On race day, I was on my own. Terrified and excited waiting to cross that start line. My friends were together at their start line, sending through photos of their group. I felt very alone but once I got running, all of that went away. My family was waiting to pick me up at the finish line and I hoped they might see me run the last stretch, I was looking for them on the sidelines. The finish chute was in my sights and I couldn’t believe I had done it! As I ran into the finish chute, the area was blocked off with a first aid tent and walls around it, the cheering crowd at the finish line I had envisioned wasn’t there.

No one. Even. Saw. Me. Finish.

Later I realized something......I was the only one that was supposed to see me finish, this was about me, my goal and I was the one that ran across that finish line!

The year after that, I thought I would do the half marathon again but training went well and I thought ‘I can train for the Marathon’. The thought totally scared me to my core, but I began extending my runs and finally ran my first marathon (my 3rd event). Standing at the start line of that marathon (alone again) I felt the most magical energy. A small group of 700 runners, all waiting to begin an epic journey, with the knowledge we would be out there for 3-4+ hours! A collective of runners who had all trained up to this point and were dedicated enough to tackle such an enormous goal! I will never forget the magic of that day!

After running that marathon something crazy happened! It unlocked a place in my brain and I 100% believe I can do anything in life I want to do! No idea is too crazy! It’s a very freeing and strong feeling to have!

 

Here's what I've learned over the last 4 years:
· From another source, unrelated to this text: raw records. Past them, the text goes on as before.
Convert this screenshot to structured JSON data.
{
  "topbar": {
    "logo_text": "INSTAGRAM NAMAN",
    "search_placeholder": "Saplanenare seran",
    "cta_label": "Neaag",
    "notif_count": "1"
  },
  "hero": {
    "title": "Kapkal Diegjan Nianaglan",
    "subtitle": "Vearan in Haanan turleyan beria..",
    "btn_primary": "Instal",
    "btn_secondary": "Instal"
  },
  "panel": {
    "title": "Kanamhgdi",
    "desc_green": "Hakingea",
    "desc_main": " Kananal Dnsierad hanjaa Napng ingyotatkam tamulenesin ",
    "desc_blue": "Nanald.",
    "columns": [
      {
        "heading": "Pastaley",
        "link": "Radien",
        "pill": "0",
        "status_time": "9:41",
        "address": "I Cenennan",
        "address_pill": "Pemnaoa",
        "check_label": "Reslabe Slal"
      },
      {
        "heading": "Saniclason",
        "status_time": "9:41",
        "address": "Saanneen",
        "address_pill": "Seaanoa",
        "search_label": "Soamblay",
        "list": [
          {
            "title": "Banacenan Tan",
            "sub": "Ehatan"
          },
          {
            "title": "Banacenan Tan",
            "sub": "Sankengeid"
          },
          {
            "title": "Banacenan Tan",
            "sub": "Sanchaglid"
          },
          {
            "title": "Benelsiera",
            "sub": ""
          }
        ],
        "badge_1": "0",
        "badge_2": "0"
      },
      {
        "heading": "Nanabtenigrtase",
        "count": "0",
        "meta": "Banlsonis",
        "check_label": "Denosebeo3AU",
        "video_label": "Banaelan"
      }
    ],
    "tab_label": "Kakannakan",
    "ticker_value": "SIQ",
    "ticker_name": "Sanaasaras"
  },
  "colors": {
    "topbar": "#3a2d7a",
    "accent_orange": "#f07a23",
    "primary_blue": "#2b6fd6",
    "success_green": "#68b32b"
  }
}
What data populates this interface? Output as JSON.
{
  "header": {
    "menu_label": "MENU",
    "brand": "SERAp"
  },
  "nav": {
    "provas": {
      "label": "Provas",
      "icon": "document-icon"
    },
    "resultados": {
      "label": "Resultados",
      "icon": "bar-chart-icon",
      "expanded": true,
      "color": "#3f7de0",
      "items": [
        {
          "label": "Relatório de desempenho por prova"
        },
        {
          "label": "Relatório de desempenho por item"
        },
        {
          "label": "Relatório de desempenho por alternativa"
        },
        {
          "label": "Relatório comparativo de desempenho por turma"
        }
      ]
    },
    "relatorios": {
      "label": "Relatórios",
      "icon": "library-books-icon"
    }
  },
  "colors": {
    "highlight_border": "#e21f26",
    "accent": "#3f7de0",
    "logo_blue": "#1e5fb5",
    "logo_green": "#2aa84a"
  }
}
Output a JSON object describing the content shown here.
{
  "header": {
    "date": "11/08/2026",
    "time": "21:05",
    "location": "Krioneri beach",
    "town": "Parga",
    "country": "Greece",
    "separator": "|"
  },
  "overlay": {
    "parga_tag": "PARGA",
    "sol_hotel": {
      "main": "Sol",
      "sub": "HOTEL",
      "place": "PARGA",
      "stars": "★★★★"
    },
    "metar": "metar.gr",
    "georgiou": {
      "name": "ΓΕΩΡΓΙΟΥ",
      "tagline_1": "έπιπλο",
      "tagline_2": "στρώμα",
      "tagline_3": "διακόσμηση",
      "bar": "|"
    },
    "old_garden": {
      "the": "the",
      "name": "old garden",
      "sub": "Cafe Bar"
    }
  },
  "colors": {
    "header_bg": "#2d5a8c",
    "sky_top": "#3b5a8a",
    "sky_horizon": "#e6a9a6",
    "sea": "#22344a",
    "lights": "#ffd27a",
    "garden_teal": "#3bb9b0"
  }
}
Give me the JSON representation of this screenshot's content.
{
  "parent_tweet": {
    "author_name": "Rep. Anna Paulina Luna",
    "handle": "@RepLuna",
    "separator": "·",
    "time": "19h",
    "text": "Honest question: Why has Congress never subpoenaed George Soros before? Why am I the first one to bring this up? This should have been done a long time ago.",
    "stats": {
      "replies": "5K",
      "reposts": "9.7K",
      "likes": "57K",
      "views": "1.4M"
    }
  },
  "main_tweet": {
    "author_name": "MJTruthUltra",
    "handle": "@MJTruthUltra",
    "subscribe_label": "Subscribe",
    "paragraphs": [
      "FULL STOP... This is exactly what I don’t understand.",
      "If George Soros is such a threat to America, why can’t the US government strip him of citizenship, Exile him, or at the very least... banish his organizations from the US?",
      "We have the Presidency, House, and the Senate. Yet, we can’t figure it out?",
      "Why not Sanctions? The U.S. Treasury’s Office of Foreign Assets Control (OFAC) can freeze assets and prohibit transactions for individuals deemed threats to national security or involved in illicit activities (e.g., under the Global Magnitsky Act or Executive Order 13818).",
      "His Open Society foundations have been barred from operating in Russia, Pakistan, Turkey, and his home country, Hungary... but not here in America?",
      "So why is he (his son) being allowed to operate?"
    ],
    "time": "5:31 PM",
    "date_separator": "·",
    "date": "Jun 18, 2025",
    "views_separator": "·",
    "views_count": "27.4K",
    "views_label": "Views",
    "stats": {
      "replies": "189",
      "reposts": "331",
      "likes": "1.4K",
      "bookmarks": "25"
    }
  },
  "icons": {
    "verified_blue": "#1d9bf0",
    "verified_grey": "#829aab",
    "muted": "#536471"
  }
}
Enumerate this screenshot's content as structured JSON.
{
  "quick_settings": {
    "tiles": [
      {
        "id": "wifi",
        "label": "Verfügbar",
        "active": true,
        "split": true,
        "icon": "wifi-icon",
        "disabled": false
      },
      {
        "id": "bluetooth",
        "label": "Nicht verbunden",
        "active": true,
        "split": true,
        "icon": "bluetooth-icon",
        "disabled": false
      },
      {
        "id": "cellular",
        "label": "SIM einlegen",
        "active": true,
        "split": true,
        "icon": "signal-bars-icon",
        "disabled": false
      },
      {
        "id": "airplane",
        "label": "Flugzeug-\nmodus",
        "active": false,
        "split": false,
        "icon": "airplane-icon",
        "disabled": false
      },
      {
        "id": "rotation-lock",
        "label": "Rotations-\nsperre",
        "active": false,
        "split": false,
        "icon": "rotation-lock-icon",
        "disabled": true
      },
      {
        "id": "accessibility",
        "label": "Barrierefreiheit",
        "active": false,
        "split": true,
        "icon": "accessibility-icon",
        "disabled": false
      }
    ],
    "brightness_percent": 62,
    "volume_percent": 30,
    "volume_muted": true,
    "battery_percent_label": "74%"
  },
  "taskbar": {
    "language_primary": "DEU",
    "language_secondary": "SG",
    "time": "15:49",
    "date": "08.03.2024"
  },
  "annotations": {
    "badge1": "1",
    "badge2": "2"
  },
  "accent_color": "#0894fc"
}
•I am strong! Mentally and physically because of running.
•Running is hard! It’s always hard, but with practice, you do get to enjoy your runs.
•Running hurts! It does hurt! Especially in those first few months of running. But your body is building muscle and fitness and getting stronger!
•Keep pushing forward! The reason I didn’t progress when I first began running was because I wasn’t moving through the levels in the app or pushing myself further. I've found that this was the key to begin running, continue progressing and then smashing your goals!
•I am a beautiful magical unicorn. And I see that magic in everyone I encounter out there doing their best and pushing themselves to their impossible.
•Post your runs on social media! You never know who you are going to inspire, what conversations you might start or what new friends you can make.
•Find a village! I live in Australia and am part of the ‘Running Mums Australia’ group and now the #BadassLadyGang. These groups provide a never-ending amount of inspiration and knowledge and I am very grateful they exist. 
•Did Running help me lose that last 5kg? No! I am around the same weight as where I began, my body has slimmed down but the scales stayed the same! 
 

 

To me, running is not about losing weight, getting that bikini body (we all have one already), or completing a goal/race. It is the space to think, to breath and to just be. It has made me strong and gives me clarity. I will be forever thankful for making it part of my life.